**The problem**. Return the records in full, exactly as given.

**Task inputs**.
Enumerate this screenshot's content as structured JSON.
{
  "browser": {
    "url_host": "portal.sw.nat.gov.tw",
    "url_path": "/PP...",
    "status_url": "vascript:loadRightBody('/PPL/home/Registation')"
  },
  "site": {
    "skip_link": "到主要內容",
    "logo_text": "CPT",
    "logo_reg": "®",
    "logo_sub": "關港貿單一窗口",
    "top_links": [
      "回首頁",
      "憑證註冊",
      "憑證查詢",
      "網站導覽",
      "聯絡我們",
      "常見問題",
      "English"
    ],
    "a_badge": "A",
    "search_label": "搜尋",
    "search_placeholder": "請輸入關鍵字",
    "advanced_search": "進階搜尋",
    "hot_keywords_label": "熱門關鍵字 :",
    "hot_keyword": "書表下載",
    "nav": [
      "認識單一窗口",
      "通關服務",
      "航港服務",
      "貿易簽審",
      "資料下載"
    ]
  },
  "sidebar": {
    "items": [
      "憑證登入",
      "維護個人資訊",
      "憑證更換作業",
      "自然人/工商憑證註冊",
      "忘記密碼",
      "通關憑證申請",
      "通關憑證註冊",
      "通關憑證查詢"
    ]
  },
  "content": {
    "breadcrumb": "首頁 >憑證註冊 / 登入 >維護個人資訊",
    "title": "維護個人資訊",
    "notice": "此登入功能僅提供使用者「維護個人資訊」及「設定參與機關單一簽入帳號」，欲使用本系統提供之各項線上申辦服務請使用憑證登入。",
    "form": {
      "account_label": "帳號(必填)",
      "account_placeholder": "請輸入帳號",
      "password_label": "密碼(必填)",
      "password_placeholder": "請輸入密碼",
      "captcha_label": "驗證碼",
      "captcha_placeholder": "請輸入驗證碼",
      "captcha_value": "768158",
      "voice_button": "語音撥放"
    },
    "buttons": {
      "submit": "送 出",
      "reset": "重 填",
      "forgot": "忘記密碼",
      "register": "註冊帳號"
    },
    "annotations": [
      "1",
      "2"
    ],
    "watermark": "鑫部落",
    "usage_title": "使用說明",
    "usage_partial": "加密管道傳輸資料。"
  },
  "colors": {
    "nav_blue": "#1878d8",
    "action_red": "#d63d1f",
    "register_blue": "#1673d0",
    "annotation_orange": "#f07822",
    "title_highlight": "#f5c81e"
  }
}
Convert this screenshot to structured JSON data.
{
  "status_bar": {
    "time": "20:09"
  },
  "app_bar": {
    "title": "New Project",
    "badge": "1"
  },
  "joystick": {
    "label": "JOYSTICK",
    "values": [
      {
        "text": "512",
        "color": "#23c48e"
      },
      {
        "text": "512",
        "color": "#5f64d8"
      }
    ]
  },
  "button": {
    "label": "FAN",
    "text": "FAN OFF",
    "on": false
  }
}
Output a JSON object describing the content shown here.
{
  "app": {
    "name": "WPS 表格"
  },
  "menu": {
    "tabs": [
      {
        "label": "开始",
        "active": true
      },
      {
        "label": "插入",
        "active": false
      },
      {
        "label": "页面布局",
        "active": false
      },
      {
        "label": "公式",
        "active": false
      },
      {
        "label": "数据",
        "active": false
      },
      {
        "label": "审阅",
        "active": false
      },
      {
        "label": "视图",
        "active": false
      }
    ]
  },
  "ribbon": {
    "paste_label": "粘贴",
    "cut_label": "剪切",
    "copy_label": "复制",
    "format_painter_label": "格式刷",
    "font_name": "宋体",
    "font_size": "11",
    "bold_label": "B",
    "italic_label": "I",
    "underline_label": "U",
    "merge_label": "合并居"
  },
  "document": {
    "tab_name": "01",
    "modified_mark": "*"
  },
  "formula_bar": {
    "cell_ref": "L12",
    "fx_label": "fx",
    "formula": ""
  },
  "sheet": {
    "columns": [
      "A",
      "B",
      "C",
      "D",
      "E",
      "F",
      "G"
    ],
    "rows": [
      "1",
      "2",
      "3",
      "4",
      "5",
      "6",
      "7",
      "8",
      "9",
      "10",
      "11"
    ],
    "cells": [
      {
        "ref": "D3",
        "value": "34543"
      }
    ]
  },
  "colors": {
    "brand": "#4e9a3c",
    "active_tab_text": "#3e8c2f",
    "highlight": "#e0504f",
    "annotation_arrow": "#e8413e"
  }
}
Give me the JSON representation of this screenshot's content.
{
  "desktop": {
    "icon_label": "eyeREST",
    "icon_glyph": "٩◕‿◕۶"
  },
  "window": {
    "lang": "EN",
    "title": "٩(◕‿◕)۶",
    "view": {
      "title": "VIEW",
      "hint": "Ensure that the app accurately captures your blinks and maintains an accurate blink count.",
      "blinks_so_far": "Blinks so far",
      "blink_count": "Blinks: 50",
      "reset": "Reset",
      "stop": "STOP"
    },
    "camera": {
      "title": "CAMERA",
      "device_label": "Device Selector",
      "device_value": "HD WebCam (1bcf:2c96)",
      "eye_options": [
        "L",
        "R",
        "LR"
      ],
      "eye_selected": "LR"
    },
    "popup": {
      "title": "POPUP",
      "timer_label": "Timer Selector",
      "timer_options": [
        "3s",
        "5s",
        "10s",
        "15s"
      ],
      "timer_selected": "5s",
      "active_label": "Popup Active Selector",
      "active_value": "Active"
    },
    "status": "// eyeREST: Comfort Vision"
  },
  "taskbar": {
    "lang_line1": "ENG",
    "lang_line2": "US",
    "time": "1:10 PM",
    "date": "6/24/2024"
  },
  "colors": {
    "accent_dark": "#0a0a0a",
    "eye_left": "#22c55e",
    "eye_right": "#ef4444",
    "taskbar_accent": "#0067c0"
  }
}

**Exercise result**.
Enumerate this screenshot's content as structured JSON.
{
  "browser": {
    "url_host": "portal.sw.nat.gov.tw",
    "url_path": "/PP...",
    "status_url": "vascript:loadRightBody('/PPL/home/Registation')"
  },
  "site": {
    "skip_link": "到主要內容",
    "logo_text": "CPT",
    "logo_reg": "®",
    "logo_sub": "關港貿單一窗口",
    "top_links": [
      "回首頁",
      "憑證註冊",
      "憑證查詢",
      "網站導覽",
      "聯絡我們",
      "常見問題",
      "English"
    ],
    "a_badge": "A",
    "search_label": "搜尋",
    "search_placeholder": "請輸入關鍵字",
    "advanced_search": "進階搜尋",
    "hot_keywords_label": "熱門關鍵字 :",
    "hot_keyword": "書表下載",
    "nav": [
      "認識單一窗口",
      "通關服務",
      "航港服務",
      "貿易簽審",
      "資料下載"
    ]
  },
  "sidebar": {
    "items": [
      "憑證登入",
      "維護個人資訊",
      "憑證更換作業",
      "自然人/工商憑證註冊",
      "忘記密碼",
      "通關憑證申請",
      "通關憑證註冊",
      "通關憑證查詢"
    ]
  },
  "content": {
    "breadcrumb": "首頁 >憑證註冊 / 登入 >維護個人資訊",
    "title": "維護個人資訊",
    "notice": "此登入功能僅提供使用者「維護個人資訊」及「設定參與機關單一簽入帳號」，欲使用本系統提供之各項線上申辦服務請使用憑證登入。",
    "form": {
      "account_label": "帳號(必填)",
      "account_placeholder": "請輸入帳號",
      "password_label": "密碼(必填)",
      "password_placeholder": "請輸入密碼",
      "captcha_label": "驗證碼",
      "captcha_placeholder": "請輸入驗證碼",
      "captcha_value": "768158",
      "voice_button": "語音撥放"
    },
    "buttons": {
      "submit": "送 出",
      "reset": "重 填",
      "forgot": "忘記密碼",
      "register": "註冊帳號"
    },
    "annotations": [
      "1",
      "2"
    ],
    "watermark": "鑫部落",
    "usage_title": "使用說明",
    "usage_partial": "加密管道傳輸資料。"
  },
  "colors": {
    "nav_blue": "#1878d8",
    "action_red": "#d63d1f",
    "register_blue": "#1673d0",
    "annotation_orange": "#f07822",
    "title_highlight": "#f5c81e"
  }
}
Convert this screenshot to structured JSON data.
{
  "status_bar": {
    "time": "20:09"
  },
  "app_bar": {
    "title": "New Project",
    "badge": "1"
  },
  "joystick": {
    "label": "JOYSTICK",
    "values": [
      {
        "text": "512",
        "color": "#23c48e"
      },
      {
        "text": "512",
        "color": "#5f64d8"
      }
    ]
  },
  "button": {
    "label": "FAN",
    "text": "FAN OFF",
    "on": false
  }
}
Output a JSON object describing the content shown here.
{
  "app": {
    "name": "WPS 表格"
  },
  "menu": {
    "tabs": [
      {
        "label": "开始",
        "active": true
      },
      {
        "label": "插入",
        "active": false
      },
      {
        "label": "页面布局",
        "active": false
      },
      {
        "label": "公式",
        "active": false
      },
      {
        "label": "数据",
        "active": false
      },
      {
        "label": "审阅",
        "active": false
      },
      {
        "label": "视图",
        "active": false
      }
    ]
  },
  "ribbon": {
    "paste_label": "粘贴",
    "cut_label": "剪切",
    "copy_label": "复制",
    "format_painter_label": "格式刷",
    "font_name": "宋体",
    "font_size": "11",
    "bold_label": "B",
    "italic_label": "I",
    "underline_label": "U",
    "merge_label": "合并居"
  },
  "document": {
    "tab_name": "01",
    "modified_mark": "*"
  },
  "formula_bar": {
    "cell_ref": "L12",
    "fx_label": "fx",
    "formula": ""
  },
  "sheet": {
    "columns": [
      "A",
      "B",
      "C",
      "D",
      "E",
      "F",
      "G"
    ],
    "rows": [
      "1",
      "2",
      "3",
      "4",
      "5",
      "6",
      "7",
      "8",
      "9",
      "10",
      "11"
    ],
    "cells": [
      {
        "ref": "D3",
        "value": "34543"
      }
    ]
  },
  "colors": {
    "brand": "#4e9a3c",
    "active_tab_text": "#3e8c2f",
    "highlight": "#e0504f",
    "annotation_arrow": "#e8413e"
  }
}
Give me the JSON representation of this screenshot's content.
{
  "desktop": {
    "icon_label": "eyeREST",
    "icon_glyph": "٩◕‿◕۶"
  },
  "window": {
    "lang": "EN",
    "title": "٩(◕‿◕)۶",
    "view": {
      "title": "VIEW",
      "hint": "Ensure that the app accurately captures your blinks and maintains an accurate blink count.",
      "blinks_so_far": "Blinks so far",
      "blink_count": "Blinks: 50",
      "reset": "Reset",
      "stop": "STOP"
    },
    "camera": {
      "title": "CAMERA",
      "device_label": "Device Selector",
      "device_value": "HD WebCam (1bcf:2c96)",
      "eye_options": [
        "L",
        "R",
        "LR"
      ],
      "eye_selected": "LR"
    },
    "popup": {
      "title": "POPUP",
      "timer_label": "Timer Selector",
      "timer_options": [
        "3s",
        "5s",
        "10s",
        "15s"
      ],
      "timer_selected": "5s",
      "active_label": "Popup Active Selector",
      "active_value": "Active"
    },
    "status": "// eyeREST: Comfort Vision"
  },
  "taskbar": {
    "lang_line1": "ENG",
    "lang_line2": "US",
    "time": "1:10 PM",
    "date": "6/24/2024"
  },
  "colors": {
    "accent_dark": "#0a0a0a",
    "eye_left": "#22c55e",
    "eye_right": "#ef4444",
    "taskbar_accent": "#0067c0"
  }
}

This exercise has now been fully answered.